What the exercise asks: Which lines of the entries contain the word "identifying"? Please list them.
____ Task data
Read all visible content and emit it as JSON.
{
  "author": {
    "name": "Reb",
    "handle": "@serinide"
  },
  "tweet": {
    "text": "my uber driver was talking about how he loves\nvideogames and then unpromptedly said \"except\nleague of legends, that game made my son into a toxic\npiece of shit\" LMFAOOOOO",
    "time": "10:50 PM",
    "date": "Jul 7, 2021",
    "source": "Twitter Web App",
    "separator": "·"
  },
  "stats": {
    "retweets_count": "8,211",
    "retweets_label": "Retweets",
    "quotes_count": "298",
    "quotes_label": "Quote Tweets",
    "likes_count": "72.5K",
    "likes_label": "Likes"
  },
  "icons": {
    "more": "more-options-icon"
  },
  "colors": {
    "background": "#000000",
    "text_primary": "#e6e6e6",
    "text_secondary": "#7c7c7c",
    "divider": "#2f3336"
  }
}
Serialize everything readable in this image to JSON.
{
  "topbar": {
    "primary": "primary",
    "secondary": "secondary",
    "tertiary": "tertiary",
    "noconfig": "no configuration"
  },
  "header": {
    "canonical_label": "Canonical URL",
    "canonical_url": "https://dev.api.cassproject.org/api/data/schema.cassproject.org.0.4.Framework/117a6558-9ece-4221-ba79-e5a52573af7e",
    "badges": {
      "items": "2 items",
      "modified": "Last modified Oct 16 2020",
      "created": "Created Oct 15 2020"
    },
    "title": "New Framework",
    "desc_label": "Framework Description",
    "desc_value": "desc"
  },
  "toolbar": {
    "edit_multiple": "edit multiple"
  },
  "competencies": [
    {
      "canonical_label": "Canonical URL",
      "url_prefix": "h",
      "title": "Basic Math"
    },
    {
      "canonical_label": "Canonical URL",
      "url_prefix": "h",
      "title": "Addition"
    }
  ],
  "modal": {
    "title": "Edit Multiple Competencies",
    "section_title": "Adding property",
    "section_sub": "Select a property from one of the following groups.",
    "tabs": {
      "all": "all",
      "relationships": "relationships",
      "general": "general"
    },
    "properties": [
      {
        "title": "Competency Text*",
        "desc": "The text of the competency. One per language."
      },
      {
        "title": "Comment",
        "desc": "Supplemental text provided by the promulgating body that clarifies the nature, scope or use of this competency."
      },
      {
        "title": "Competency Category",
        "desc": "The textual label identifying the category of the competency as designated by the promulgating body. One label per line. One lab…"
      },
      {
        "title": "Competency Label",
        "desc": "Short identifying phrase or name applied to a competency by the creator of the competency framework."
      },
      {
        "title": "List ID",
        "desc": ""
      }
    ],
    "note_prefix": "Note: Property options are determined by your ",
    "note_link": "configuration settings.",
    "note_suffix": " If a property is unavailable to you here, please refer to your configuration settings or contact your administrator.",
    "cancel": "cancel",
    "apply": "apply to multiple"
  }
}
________
Solution for this problem:
        "desc": "The textual label identifying the category of the competency as designated by the promulgating body. One label per line. One lab…"
        "desc": "Short identifying phrase or name applied to a competency by the creator of the competency framework."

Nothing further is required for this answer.